      Is the PPC required to configure the ANPR system with the payment and vehicle registration database? I wouldn't have thought so, since the PPC can operate the business in a way that it chooses. Presumably the ANPR is there to capture the time vehicles that enter and leave and the payment system is to record a payment having been made and link the payment to a vehicle which has parked. If a person paid for a vehicle which never entered then arguably you could ask for that amount back. Perhaps a cross-reference is made between the capture of vehicle registrations and the database and those who are not on the paid database will receive a charge (I don't know if this is how it actually works in practice but as an example).

      But neither you nor the court can dictate the way in which a PPC should run its business (unless there's a breach of the law) and if the terms require you to do something specific and you choose not to do it, then it's your own fault.

      As I have repeated though, there is no valid counter offer unless communicated to that effect and the PPC cannot be taken to have accepted that counter offer simply because someone entered the wrong registration number.
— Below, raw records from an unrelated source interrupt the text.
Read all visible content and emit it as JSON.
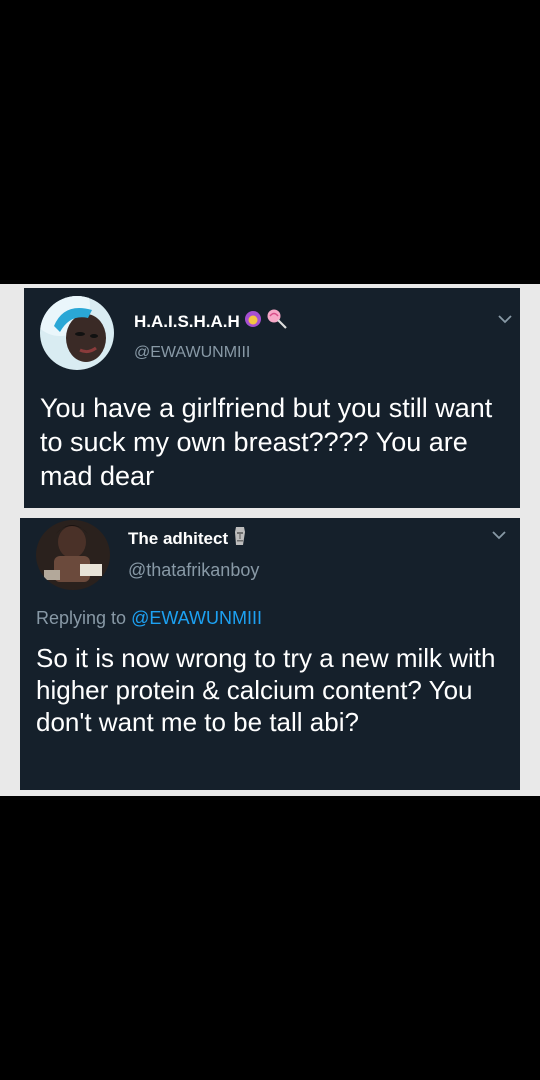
{
  "tweets": [
    {
      "name": "H.A.I.S.H.A.H",
      "handle": "@EWAWUNMIII",
      "text": "You have a girlfriend but you still want to suck my own breast???? You are mad dear",
      "icons": [
        "person-with-headscarf-emoji",
        "lollipop-emoji"
      ]
    },
    {
      "name": "The adhitect",
      "handle": "@thatafrikanboy",
      "reply_prefix": "Replying to ",
      "reply_to": "@EWAWUNMIII",
      "text": "So it is now wrong to try a new milk with higher protein & calcium content? You don't want me to be tall abi?",
      "icons": [
        "moai-emoji"
      ]
    }
  ],
  "colors": {
    "background": "#000000",
    "band": "#e9e9e9",
    "tweet_bg": "#15202b",
    "text": "#ffffff",
    "secondary": "#8899a6",
    "link": "#1da1f2"
  }
}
The driver would have to do something more than that to have any valid argument.

      P.s. I'm not supporting PPCs but this sort of defence sounds like a last ditch attempt which is pretty worthless.

    4. as it is the PPC system offering the contract, their failure to mitigate errors is their failing not the consumers? knowing database systems and software engineering, what they have here is a cheap system not fit for the purpose, if it was properly engineered it would be much less prone to failings - such as printing out QQ instead of the inserted Reg, denying payment from any vehicle not noted as entered etc

  5. Why does the DDJ assert that it is a "most unusual" case? Failure to comply with POFA happens with many cases on here and in other forums.
    Also, since when does a defendant (or a claimant for that matter) have to include their legal arguments in a WS?
    Lucky for Ms X that Excel managed to get it struck out by their incompetence, as it would have been dicey if she'd come up against the same naïve DDJ.

  6. I thought we had dropped Mr Pickup (non-solictor,barr)?